(Data records for software interfaces)
__________________________________________________
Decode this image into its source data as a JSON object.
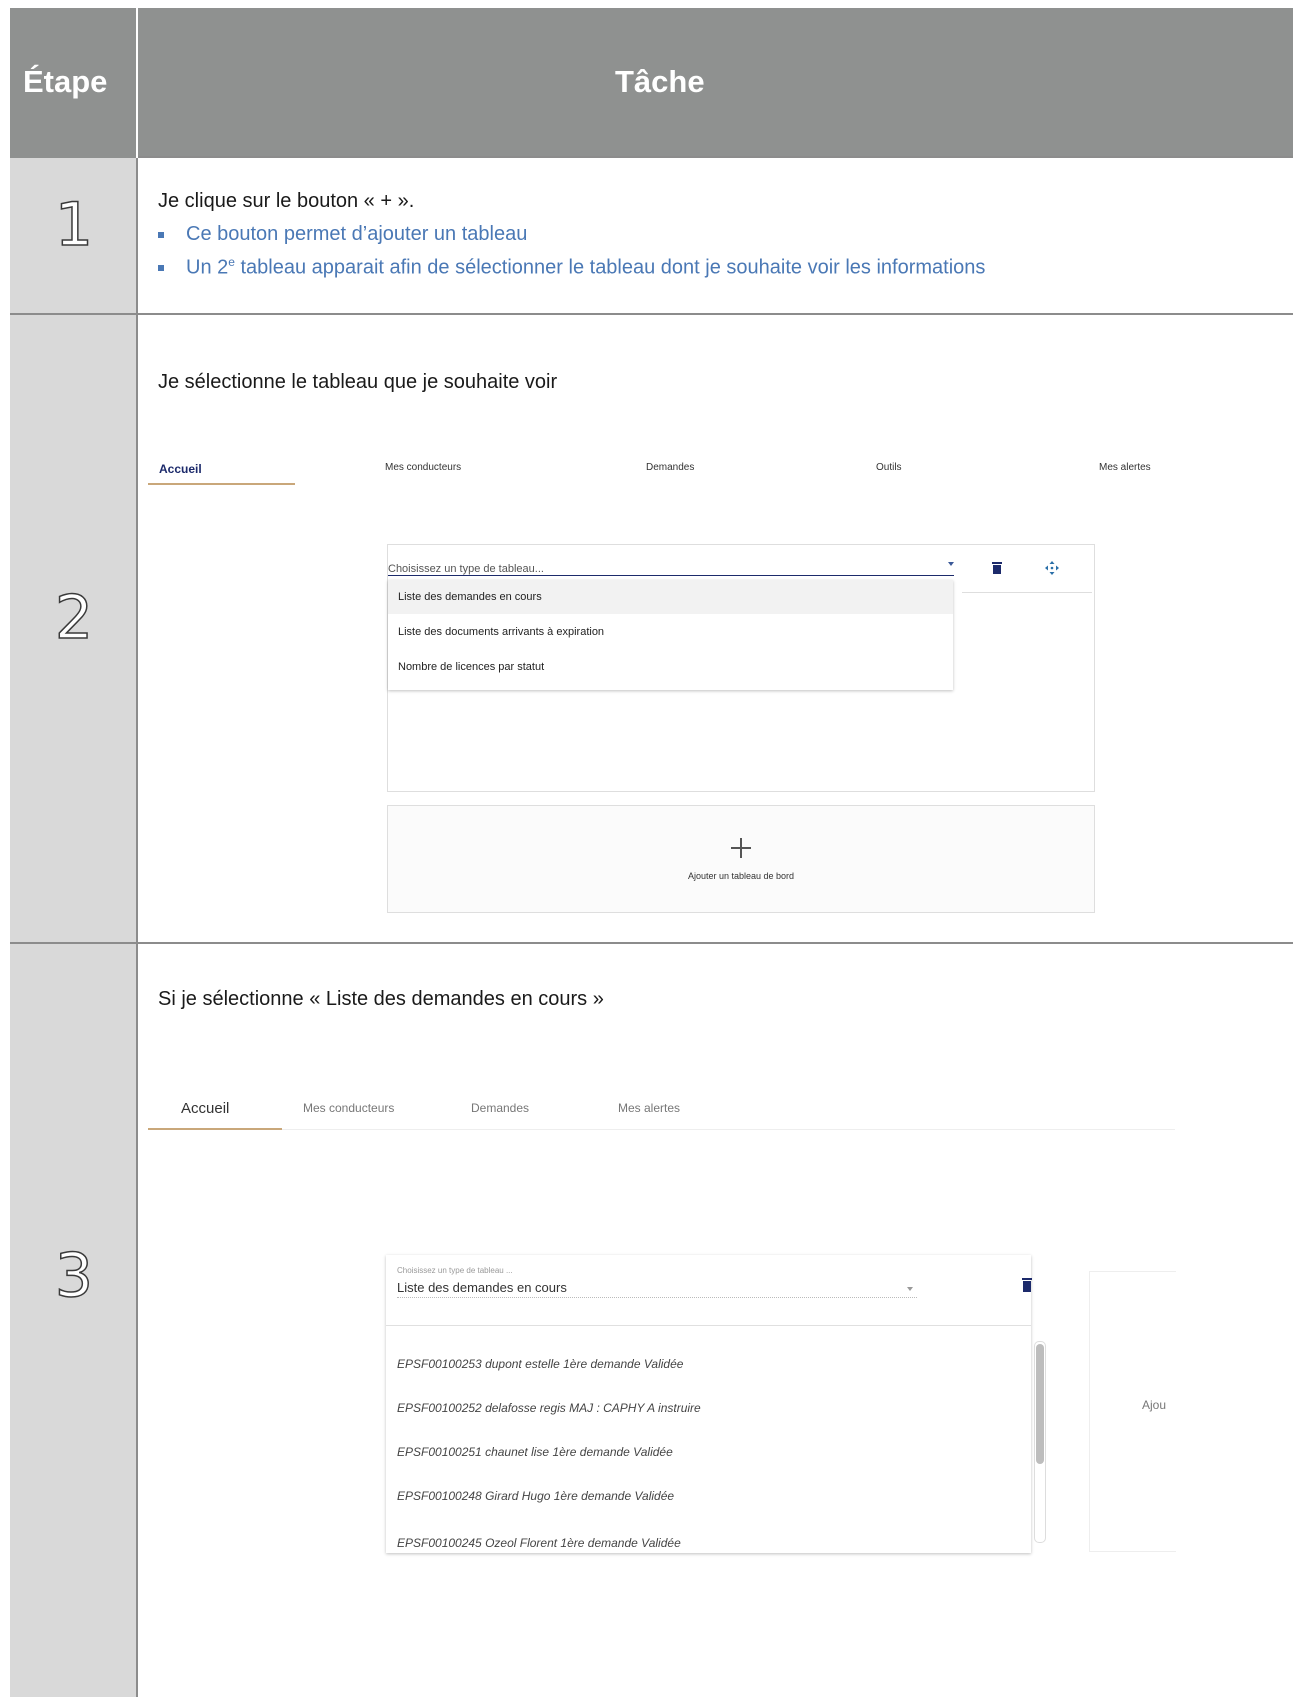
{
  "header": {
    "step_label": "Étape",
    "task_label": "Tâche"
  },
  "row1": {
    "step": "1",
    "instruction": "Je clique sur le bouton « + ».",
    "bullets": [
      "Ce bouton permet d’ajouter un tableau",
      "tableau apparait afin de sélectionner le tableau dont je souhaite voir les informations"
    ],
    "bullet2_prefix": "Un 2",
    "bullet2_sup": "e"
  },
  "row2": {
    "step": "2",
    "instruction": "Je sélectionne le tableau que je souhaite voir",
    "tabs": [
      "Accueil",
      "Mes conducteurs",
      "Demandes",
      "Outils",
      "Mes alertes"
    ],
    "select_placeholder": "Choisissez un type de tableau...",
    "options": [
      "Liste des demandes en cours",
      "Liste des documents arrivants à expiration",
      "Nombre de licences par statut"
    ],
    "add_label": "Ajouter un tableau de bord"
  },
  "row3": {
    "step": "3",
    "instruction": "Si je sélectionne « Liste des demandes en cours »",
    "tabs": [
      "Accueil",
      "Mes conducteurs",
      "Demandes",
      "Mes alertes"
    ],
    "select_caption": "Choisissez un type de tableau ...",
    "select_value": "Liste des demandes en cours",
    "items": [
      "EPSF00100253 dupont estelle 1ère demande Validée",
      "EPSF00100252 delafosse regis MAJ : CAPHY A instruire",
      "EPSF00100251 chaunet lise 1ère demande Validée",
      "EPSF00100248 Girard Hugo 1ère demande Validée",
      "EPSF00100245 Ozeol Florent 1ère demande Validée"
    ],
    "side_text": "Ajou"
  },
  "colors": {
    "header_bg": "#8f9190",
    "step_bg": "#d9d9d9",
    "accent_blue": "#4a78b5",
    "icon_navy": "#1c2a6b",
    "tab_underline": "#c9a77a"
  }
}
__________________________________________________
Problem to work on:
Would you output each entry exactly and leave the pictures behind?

Your solution:
Decode this image into its source data as a JSON object.
{
  "header": {
    "step_label": "Étape",
    "task_label": "Tâche"
  },
  "row1": {
    "step": "1",
    "instruction": "Je clique sur le bouton « + ».",
    "bullets": [
      "Ce bouton permet d’ajouter un tableau",
      "tableau apparait afin de sélectionner le tableau dont je souhaite voir les informations"
    ],
    "bullet2_prefix": "Un 2",
    "bullet2_sup": "e"
  },
  "row2": {
    "step": "2",
    "instruction": "Je sélectionne le tableau que je souhaite voir",
    "tabs": [
      "Accueil",
      "Mes conducteurs",
      "Demandes",
      "Outils",
      "Mes alertes"
    ],
    "select_placeholder": "Choisissez un type de tableau...",
    "options": [
      "Liste des demandes en cours",
      "Liste des documents arrivants à expiration",
      "Nombre de licences par statut"
    ],
    "add_label": "Ajouter un tableau de bord"
  },
  "row3": {
    "step": "3",
    "instruction": "Si je sélectionne « Liste des demandes en cours »",
    "tabs": [
      "Accueil",
      "Mes conducteurs",
      "Demandes",
      "Mes alertes"
    ],
    "select_caption": "Choisissez un type de tableau ...",
    "select_value": "Liste des demandes en cours",
    "items": [
      "EPSF00100253 dupont estelle 1ère demande Validée",
      "EPSF00100252 delafosse regis MAJ : CAPHY A instruire",
      "EPSF00100251 chaunet lise 1ère demande Validée",
      "EPSF00100248 Girard Hugo 1ère demande Validée",
      "EPSF00100245 Ozeol Florent 1ère demande Validée"
    ],
    "side_text": "Ajou"
  },
  "colors": {
    "header_bg": "#8f9190",
    "step_bg": "#d9d9d9",
    "accent_blue": "#4a78b5",
    "icon_navy": "#1c2a6b",
    "tab_underline": "#c9a77a"
  }
}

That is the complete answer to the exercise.